You'll note that the SeeYa and Bikila LS don’t balloon out nearly as much as the Spyridon LS, probably because the uppers are made of a more stretchy fabric. But they do balloon, somewhat. On a side-to-side comparison, I definitely prefer the balance of the standard Bikila to the ballooning on one side of the Bikila LS. Here's an up close look at how the big toe pockets accommodate my wide feet (Bikila, Bikila LS, KSO Trek, SeeYa, Spyridon LS, Trek LS).
The Speed (not pictured) is a somewhat different shoe because of the construction of the upper. The multitude of non-stretchy elements makes the upper less-stretchy in general than other Vibram FiveFingers. It’s the only VFFs in which I’ve had to go up a size. In the larger size, these have become my standby gym shoe for almost two years. I don’t need the laces for fit, but the laces provide an excellent support for the footpod that I attach to record my treadmill workouts.

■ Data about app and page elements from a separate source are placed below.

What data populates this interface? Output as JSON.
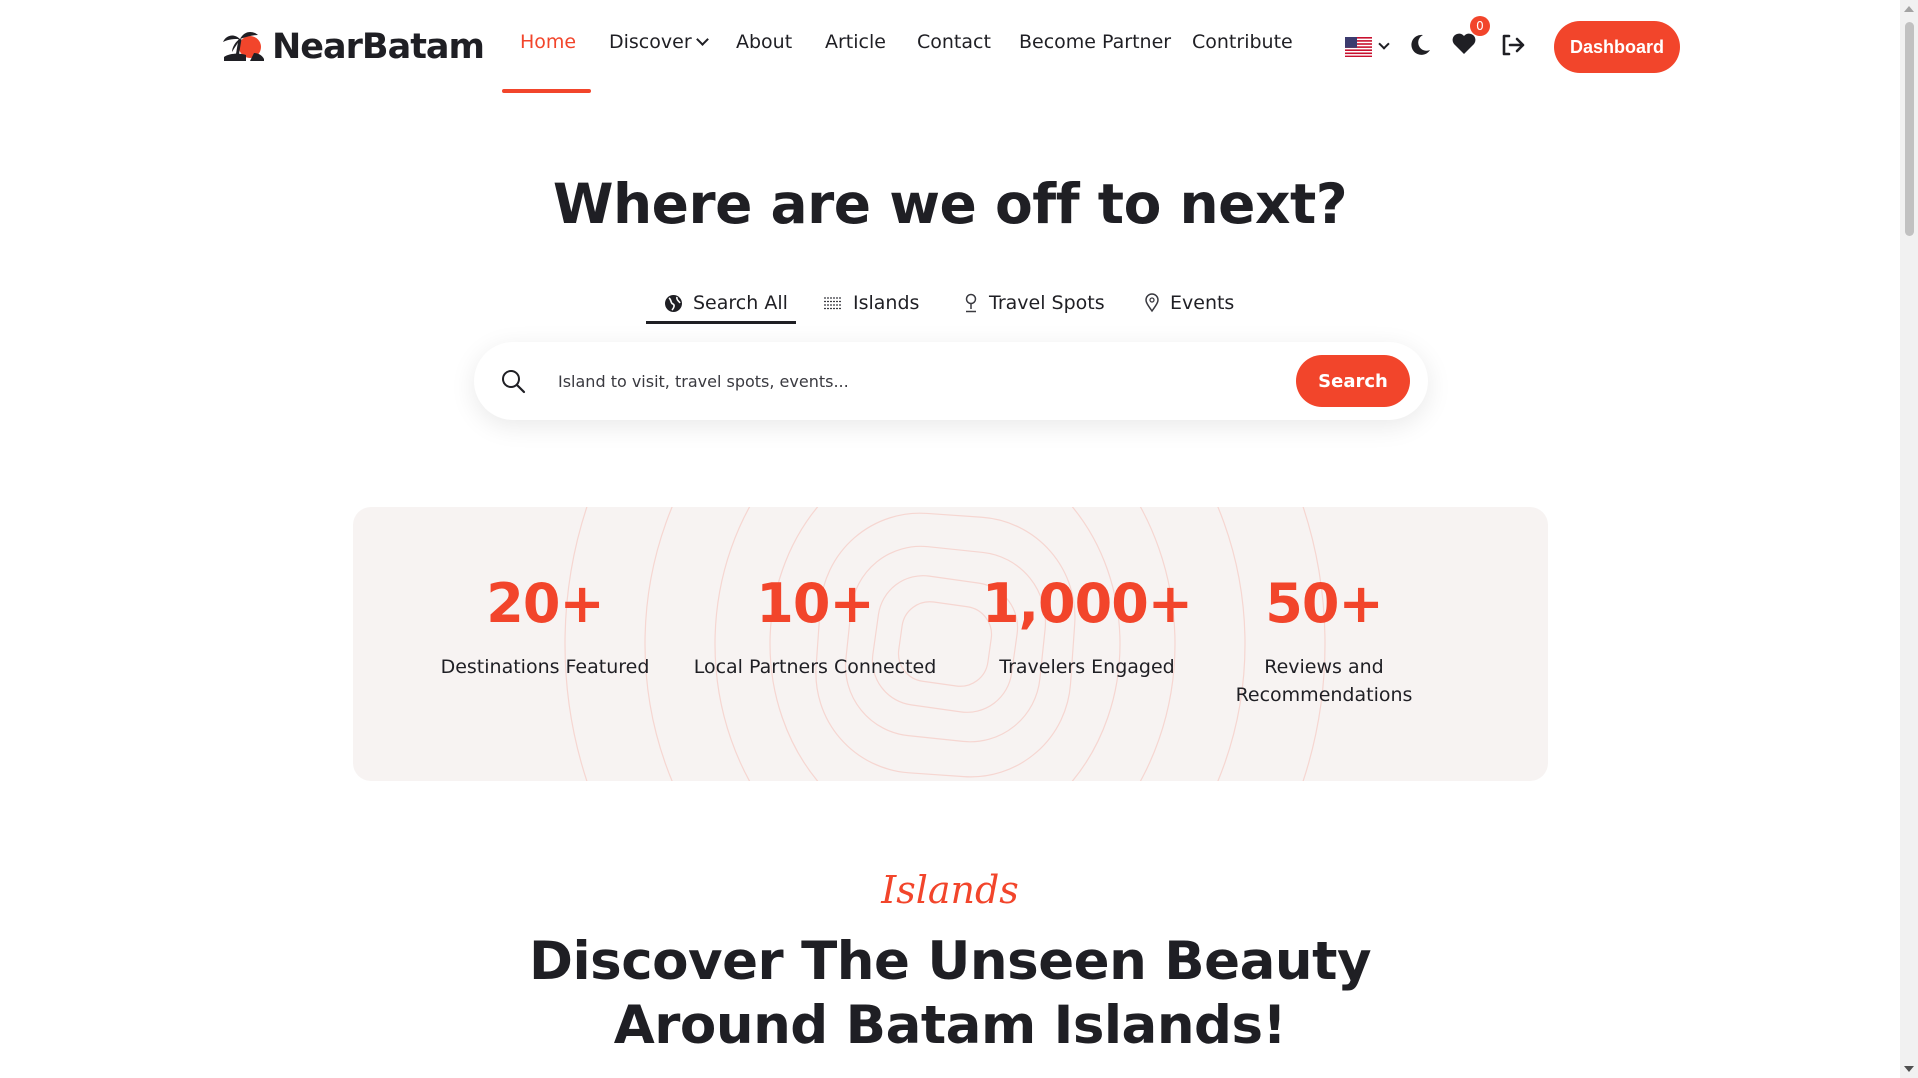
{
  "brand": {
    "name": "NearBatam"
  },
  "nav": {
    "items": [
      {
        "label": "Home",
        "active": true
      },
      {
        "label": "Discover",
        "dropdown": true
      },
      {
        "label": "About"
      },
      {
        "label": "Article"
      },
      {
        "label": "Contact"
      },
      {
        "label": "Become Partner"
      },
      {
        "label": "Contribute"
      }
    ]
  },
  "toolbar": {
    "language_flag": "us-flag-icon",
    "theme_icon": "moon-icon",
    "wishlist_icon": "heart-icon",
    "wishlist_count": "0",
    "logout_icon": "logout-icon",
    "dashboard_label": "Dashboard"
  },
  "hero": {
    "title": "Where are we off to next?",
    "tabs": [
      {
        "label": "Search All",
        "icon": "globe-icon",
        "active": true
      },
      {
        "label": "Islands",
        "icon": "waves-icon"
      },
      {
        "label": "Travel Spots",
        "icon": "pin-icon"
      },
      {
        "label": "Events",
        "icon": "location-icon"
      }
    ],
    "search": {
      "placeholder": "Island to visit, travel spots, events...",
      "button_label": "Search"
    }
  },
  "stats": [
    {
      "value": "20+",
      "label": "Destinations Featured"
    },
    {
      "value": "10+",
      "label": "Local Partners Connected"
    },
    {
      "value": "1,000+",
      "label": "Travelers Engaged"
    },
    {
      "value": "50+",
      "label": "Reviews and Recommendations"
    }
  ],
  "section": {
    "kicker": "Islands",
    "title_line1": "Discover The Unseen Beauty",
    "title_line2": "Around Batam Islands!"
  },
  "colors": {
    "accent": "#f2452b",
    "text": "#1f1f24",
    "stats_bg": "#f7f3f2"
  }
}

There you have it: why Vibram FiveFingers work for wide feet (and why some VFFs work better than others). It would be great to hear from anyone else who has wide feet and wears FiveFingers. If any manufacturers are paying attention, you might take note of the innovation Vibram has brought to the table with both their width-accomodating soles as well as the added stretching capacities provided by individual toe pockets.